▸ **Exercise**: Restate the records below exactly. Pictures are not part of the copy.

[Working data — start]

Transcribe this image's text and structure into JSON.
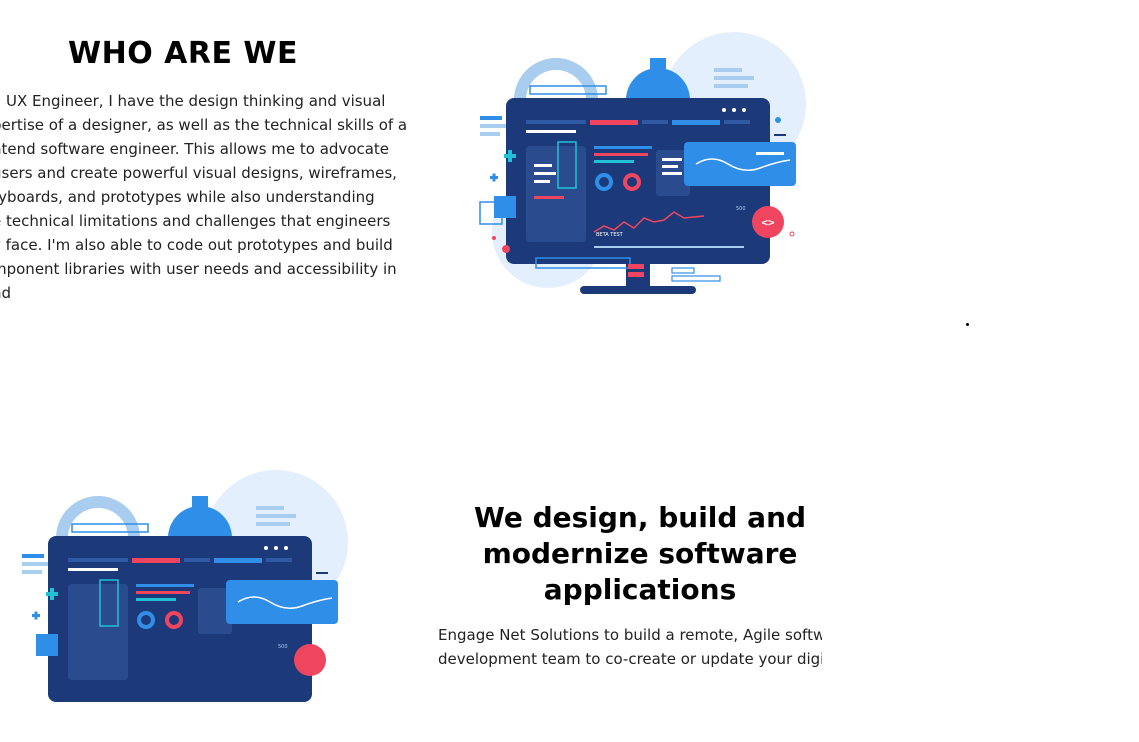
{
  "section1": {
    "title": "WHO ARE WE",
    "lines": [
      "a UX Engineer, I have the design thinking and visual",
      "pertise of a designer, as well as the technical skills of a",
      "ntend software engineer. This allows me to advocate",
      "users and create powerful visual designs, wireframes,",
      "ryboards, and prototypes while also understanding",
      "e technical limitations and challenges that engineers",
      "y face. I'm also able to code out prototypes and build",
      "mponent libraries with user needs and accessibility in",
      "nd"
    ],
    "illustration": {
      "icon": "software-dashboard-illustration",
      "label": "BETA TEST",
      "number": "500",
      "code_badge": "<>"
    }
  },
  "section2": {
    "title_lines": [
      "We design, build and",
      "modernize software",
      "applications"
    ],
    "lines": [
      "Engage Net Solutions to build a remote, Agile software",
      "development team to co-create or update your digital"
    ],
    "illustration": {
      "icon": "software-dashboard-illustration",
      "number": "500"
    }
  },
  "colors": {
    "navy": "#1c3a7a",
    "blue": "#2f8ee8",
    "light_blue": "#a9cdee",
    "pale_blue": "#e3effc",
    "red": "#f0455f",
    "teal": "#22c1d6"
  }
}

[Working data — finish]

▸ **Result below**:
Transcribe this image's text and structure into JSON.
{
  "section1": {
    "title": "WHO ARE WE",
    "lines": [
      "a UX Engineer, I have the design thinking and visual",
      "pertise of a designer, as well as the technical skills of a",
      "ntend software engineer. This allows me to advocate",
      "users and create powerful visual designs, wireframes,",
      "ryboards, and prototypes while also understanding",
      "e technical limitations and challenges that engineers",
      "y face. I'm also able to code out prototypes and build",
      "mponent libraries with user needs and accessibility in",
      "nd"
    ],
    "illustration": {
      "icon": "software-dashboard-illustration",
      "label": "BETA TEST",
      "number": "500",
      "code_badge": "<>"
    }
  },
  "section2": {
    "title_lines": [
      "We design, build and",
      "modernize software",
      "applications"
    ],
    "lines": [
      "Engage Net Solutions to build a remote, Agile software",
      "development team to co-create or update your digital"
    ],
    "illustration": {
      "icon": "software-dashboard-illustration",
      "number": "500"
    }
  },
  "colors": {
    "navy": "#1c3a7a",
    "blue": "#2f8ee8",
    "light_blue": "#a9cdee",
    "pale_blue": "#e3effc",
    "red": "#f0455f",
    "teal": "#22c1d6"
  }
}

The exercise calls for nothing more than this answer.